Here's something cool from the Princeton library: In January of 1927, F. Scott Fitzgerald and Zelda Sayre Fitzgerald were living in a Los Angeles hotel while Scott worked on a screenplay that would never be produced. A newly discovered telegram — to which Zelda added two quick sketches — sheds some light on a period of the Fitzgeralds' lives that was creatively productive but emotionally fraught. The marriage was already rocky, marred by infidelities and alcohol, and Zelda would be diagnosed with schizophrenia and committed to a mental hospital in 1930.
The Times Literary Supplement has a great piece about the telegram, which was sent to the Fitzgeralds by James Quirk, the editor of Photoplay magazine who wanted to commission an essay from the author. It reads:
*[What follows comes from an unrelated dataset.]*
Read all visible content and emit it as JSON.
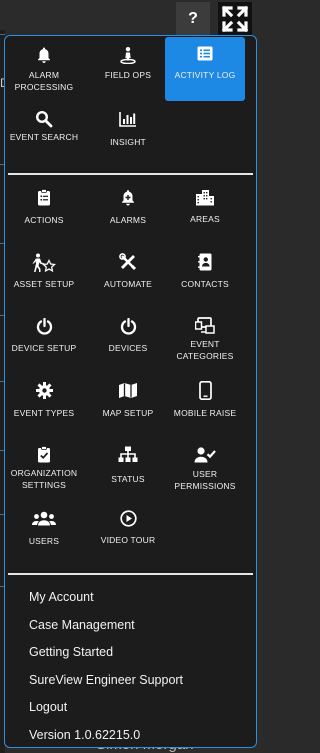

We want to get a five hundred word editorial from you the greybeard psychologists and economists are criticising youth saying it is extravagant and that we are headed for the fate of Rome we want to admit their terrific extravagance and point out that they buy everything in the world to make life beautiful and attractive from their faces to their homes to point out that if this army of twenty million of the flapper type in this country who spend a conservative average of one thousand dollars a year on their faces their backs their entertainment and their recreations which would amount to twenty billion dollars suddenly ceased to feel the joy of life and cut their efforts to get their man it would undoubtedly result in a national panic we want an editorial from you as a great exponent of youth of about five hundred words in which youth admits and glories in its extravagance and its joy of life and claims the salvation of the country economically since the depression which followed the war would like to have this in a month can you write it and what would the bad news be James E. Quirk Editor Photoplay Magazine
Writers and editors using euphemisms to talk about money; old people complaining about the excesses of youth. 'Twas ever thus.
Zelda Fitzgerald took some notes in longhand on the telegram, and sketched two portraits: one of herself, and the other of her husband. Their faces are divided by a row of X's and each has a little heart. Author Anne Margaret Daniel writes:
In his account of the Fitzgeralds in A Moveable Feast, published long after both were dead, Ernest Hemingway referred to Zelda's hooded, hawk-like eyes. In her self-portrait here, her lips are a whimsical Cupid's-bow squiggle, and her nose tips up, as was true to life. Scott's face is severe and stern, as if mirroring their troubles of the time. He is much prettier than Zelda – bearing out his wry observation, years later, "I look like a femme fatale". There is a small, darkly outlined heart by his cheek, like the one at Zelda's chin.
A tiny picture of the drawing was published in the TLS. As for the essay, Scott didn't end up writing it, and Photoplay didn't end up publishing it. Zelda's essay, titled "Paint and Powder," was instead published by The Smart Set in 1929, under F. Scott Fitzgerald's byline. Editors often insisted on running Zelda Fitzgerald's work under her husband's name or under a joint byline, because thanks to the success of This Side of Paradise, his was the more marketable name.